▶ _PROMPT_
Without the pictures, copy all of the data exactly.

▶ _DATA LISTING_
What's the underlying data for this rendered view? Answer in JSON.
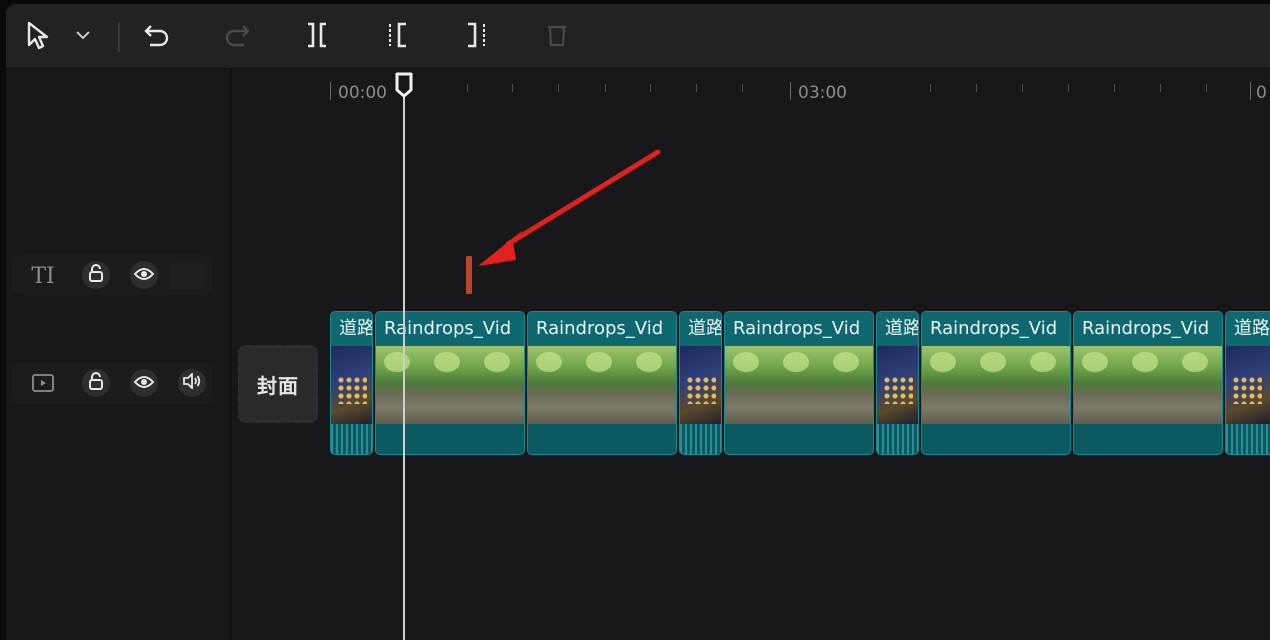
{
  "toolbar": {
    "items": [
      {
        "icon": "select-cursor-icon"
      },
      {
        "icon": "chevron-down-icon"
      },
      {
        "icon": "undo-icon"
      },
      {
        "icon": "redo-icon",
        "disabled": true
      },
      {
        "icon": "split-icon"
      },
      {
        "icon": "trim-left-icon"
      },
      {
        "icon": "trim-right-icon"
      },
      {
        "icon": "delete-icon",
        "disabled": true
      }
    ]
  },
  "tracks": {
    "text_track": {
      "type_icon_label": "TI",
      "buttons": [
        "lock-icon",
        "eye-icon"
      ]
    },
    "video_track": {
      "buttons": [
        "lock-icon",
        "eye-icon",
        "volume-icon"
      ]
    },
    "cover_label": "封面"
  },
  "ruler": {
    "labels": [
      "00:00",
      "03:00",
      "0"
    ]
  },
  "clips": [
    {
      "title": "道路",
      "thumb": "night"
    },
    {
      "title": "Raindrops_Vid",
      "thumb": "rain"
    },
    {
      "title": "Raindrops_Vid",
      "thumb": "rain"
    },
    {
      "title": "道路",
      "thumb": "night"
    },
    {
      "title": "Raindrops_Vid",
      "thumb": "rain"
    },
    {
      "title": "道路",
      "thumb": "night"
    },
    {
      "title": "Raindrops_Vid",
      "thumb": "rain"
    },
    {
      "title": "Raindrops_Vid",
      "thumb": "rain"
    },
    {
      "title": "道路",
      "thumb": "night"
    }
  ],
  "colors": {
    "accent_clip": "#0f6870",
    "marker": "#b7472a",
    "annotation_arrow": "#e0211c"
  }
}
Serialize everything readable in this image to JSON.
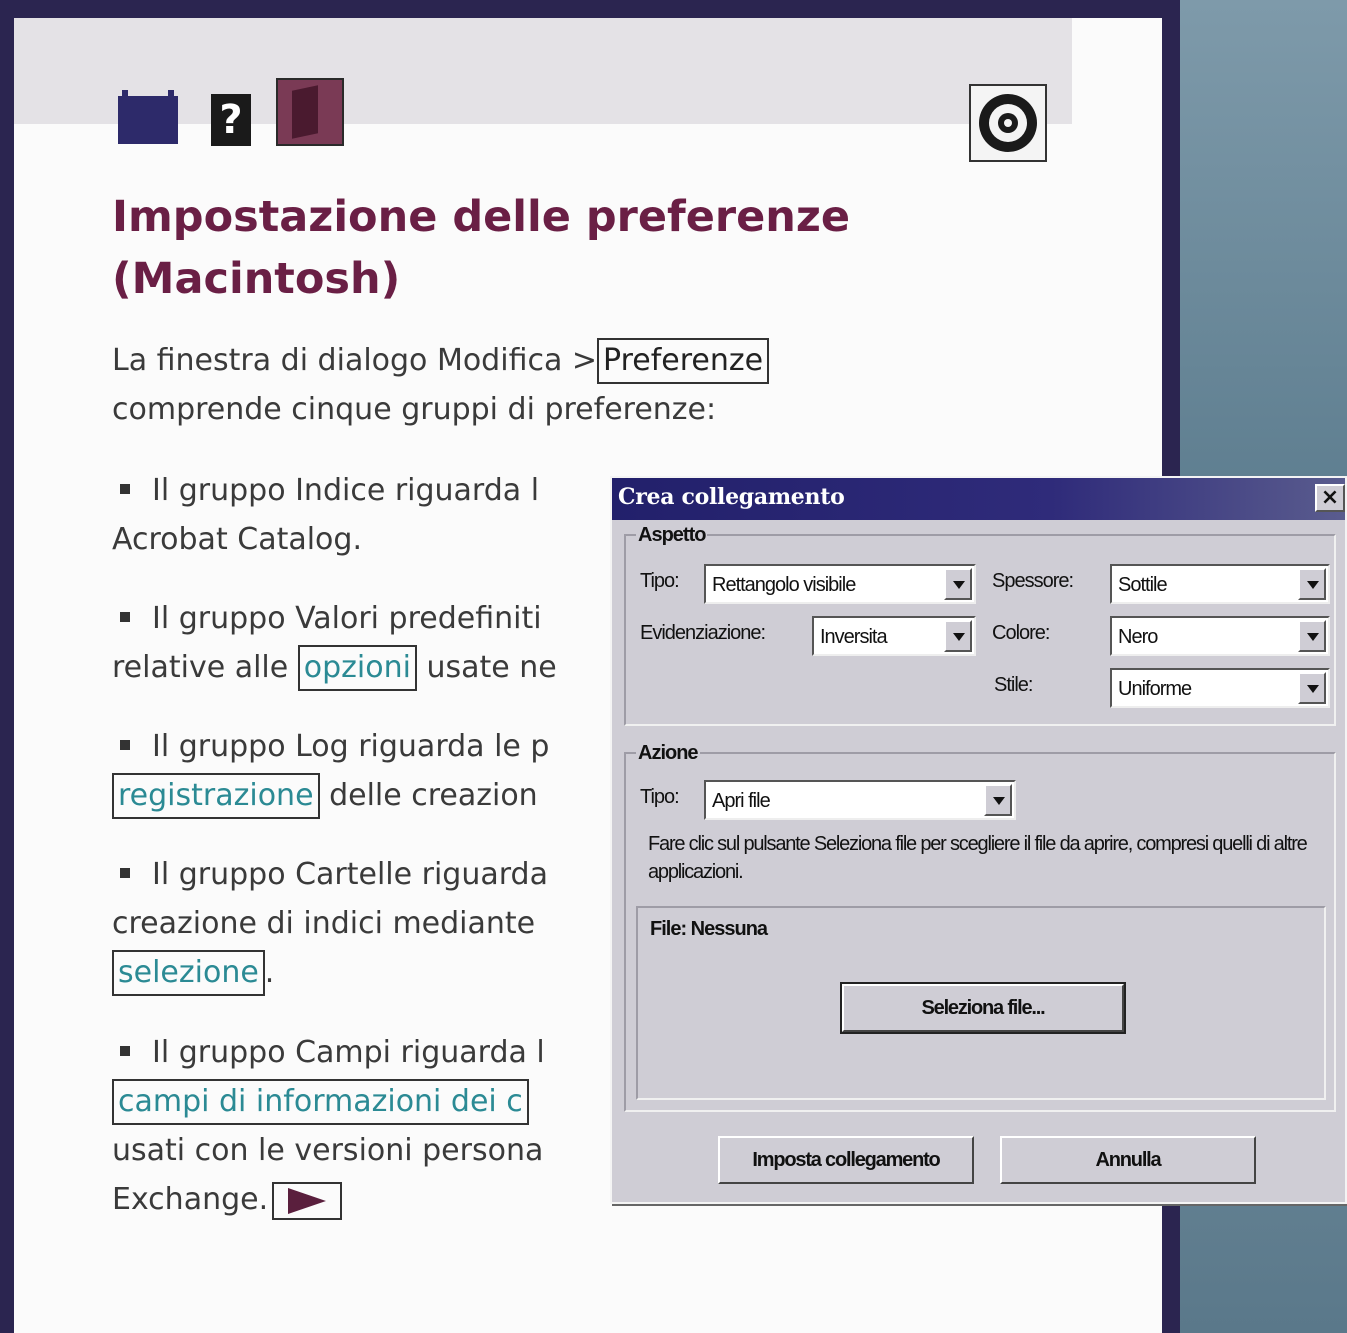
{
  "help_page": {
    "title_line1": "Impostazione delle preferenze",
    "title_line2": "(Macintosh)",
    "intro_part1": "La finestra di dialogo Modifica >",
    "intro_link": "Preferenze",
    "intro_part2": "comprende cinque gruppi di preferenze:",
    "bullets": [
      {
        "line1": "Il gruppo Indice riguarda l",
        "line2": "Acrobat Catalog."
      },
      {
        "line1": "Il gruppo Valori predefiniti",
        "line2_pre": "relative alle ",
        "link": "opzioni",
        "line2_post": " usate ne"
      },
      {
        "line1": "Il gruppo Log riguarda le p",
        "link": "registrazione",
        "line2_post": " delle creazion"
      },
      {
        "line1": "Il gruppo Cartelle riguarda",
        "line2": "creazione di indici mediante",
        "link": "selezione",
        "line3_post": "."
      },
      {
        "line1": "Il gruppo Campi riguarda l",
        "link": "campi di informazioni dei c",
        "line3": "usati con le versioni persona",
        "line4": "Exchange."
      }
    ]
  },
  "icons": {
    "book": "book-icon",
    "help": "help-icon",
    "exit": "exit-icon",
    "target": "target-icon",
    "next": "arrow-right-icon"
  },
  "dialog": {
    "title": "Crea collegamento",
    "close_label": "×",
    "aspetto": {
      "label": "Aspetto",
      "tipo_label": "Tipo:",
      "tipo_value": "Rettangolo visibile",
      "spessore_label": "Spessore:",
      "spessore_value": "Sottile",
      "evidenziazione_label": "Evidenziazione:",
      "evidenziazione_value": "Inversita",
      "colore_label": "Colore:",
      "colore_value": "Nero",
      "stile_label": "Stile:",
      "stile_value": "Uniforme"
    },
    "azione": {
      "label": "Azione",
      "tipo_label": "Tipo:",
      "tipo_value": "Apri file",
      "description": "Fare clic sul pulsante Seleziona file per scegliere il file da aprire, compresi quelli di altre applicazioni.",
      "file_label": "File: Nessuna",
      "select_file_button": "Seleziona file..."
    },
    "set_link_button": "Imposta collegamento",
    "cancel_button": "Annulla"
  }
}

▶ _WRITTEN SOLUTION_
What's the underlying data for this rendered view? Answer in JSON.
{
  "toolbar": {
    "items": [
      {
        "icon": "select-cursor-icon"
      },
      {
        "icon": "chevron-down-icon"
      },
      {
        "icon": "undo-icon"
      },
      {
        "icon": "redo-icon",
        "disabled": true
      },
      {
        "icon": "split-icon"
      },
      {
        "icon": "trim-left-icon"
      },
      {
        "icon": "trim-right-icon"
      },
      {
        "icon": "delete-icon",
        "disabled": true
      }
    ]
  },
  "tracks": {
    "text_track": {
      "type_icon_label": "TI",
      "buttons": [
        "lock-icon",
        "eye-icon"
      ]
    },
    "video_track": {
      "buttons": [
        "lock-icon",
        "eye-icon",
        "volume-icon"
      ]
    },
    "cover_label": "封面"
  },
  "ruler": {
    "labels": [
      "00:00",
      "03:00",
      "0"
    ]
  },
  "clips": [
    {
      "title": "道路",
      "thumb": "night"
    },
    {
      "title": "Raindrops_Vid",
      "thumb": "rain"
    },
    {
      "title": "Raindrops_Vid",
      "thumb": "rain"
    },
    {
      "title": "道路",
      "thumb": "night"
    },
    {
      "title": "Raindrops_Vid",
      "thumb": "rain"
    },
    {
      "title": "道路",
      "thumb": "night"
    },
    {
      "title": "Raindrops_Vid",
      "thumb": "rain"
    },
    {
      "title": "Raindrops_Vid",
      "thumb": "rain"
    },
    {
      "title": "道路",
      "thumb": "night"
    }
  ],
  "colors": {
    "accent_clip": "#0f6870",
    "marker": "#b7472a",
    "annotation_arrow": "#e0211c"
  }
}
Serialize everything readable in this image to JSON.
{
  "help_page": {
    "title_line1": "Impostazione delle preferenze",
    "title_line2": "(Macintosh)",
    "intro_part1": "La finestra di dialogo Modifica >",
    "intro_link": "Preferenze",
    "intro_part2": "comprende cinque gruppi di preferenze:",
    "bullets": [
      {
        "line1": "Il gruppo Indice riguarda l",
        "line2": "Acrobat Catalog."
      },
      {
        "line1": "Il gruppo Valori predefiniti",
        "line2_pre": "relative alle ",
        "link": "opzioni",
        "line2_post": " usate ne"
      },
      {
        "line1": "Il gruppo Log riguarda le p",
        "link": "registrazione",
        "line2_post": " delle creazion"
      },
      {
        "line1": "Il gruppo Cartelle riguarda",
        "line2": "creazione di indici mediante",
        "link": "selezione",
        "line3_post": "."
      },
      {
        "line1": "Il gruppo Campi riguarda l",
        "link": "campi di informazioni dei c",
        "line3": "usati con le versioni persona",
        "line4": "Exchange."
      }
    ]
  },
  "icons": {
    "book": "book-icon",
    "help": "help-icon",
    "exit": "exit-icon",
    "target": "target-icon",
    "next": "arrow-right-icon"
  },
  "dialog": {
    "title": "Crea collegamento",
    "close_label": "×",
    "aspetto": {
      "label": "Aspetto",
      "tipo_label": "Tipo:",
      "tipo_value": "Rettangolo visibile",
      "spessore_label": "Spessore:",
      "spessore_value": "Sottile",
      "evidenziazione_label": "Evidenziazione:",
      "evidenziazione_value": "Inversita",
      "colore_label": "Colore:",
      "colore_value": "Nero",
      "stile_label": "Stile:",
      "stile_value": "Uniforme"
    },
    "azione": {
      "label": "Azione",
      "tipo_label": "Tipo:",
      "tipo_value": "Apri file",
      "description": "Fare clic sul pulsante Seleziona file per scegliere il file da aprire, compresi quelli di altre applicazioni.",
      "file_label": "File: Nessuna",
      "select_file_button": "Seleziona file..."
    },
    "set_link_button": "Imposta collegamento",
    "cancel_button": "Annulla"
  }
}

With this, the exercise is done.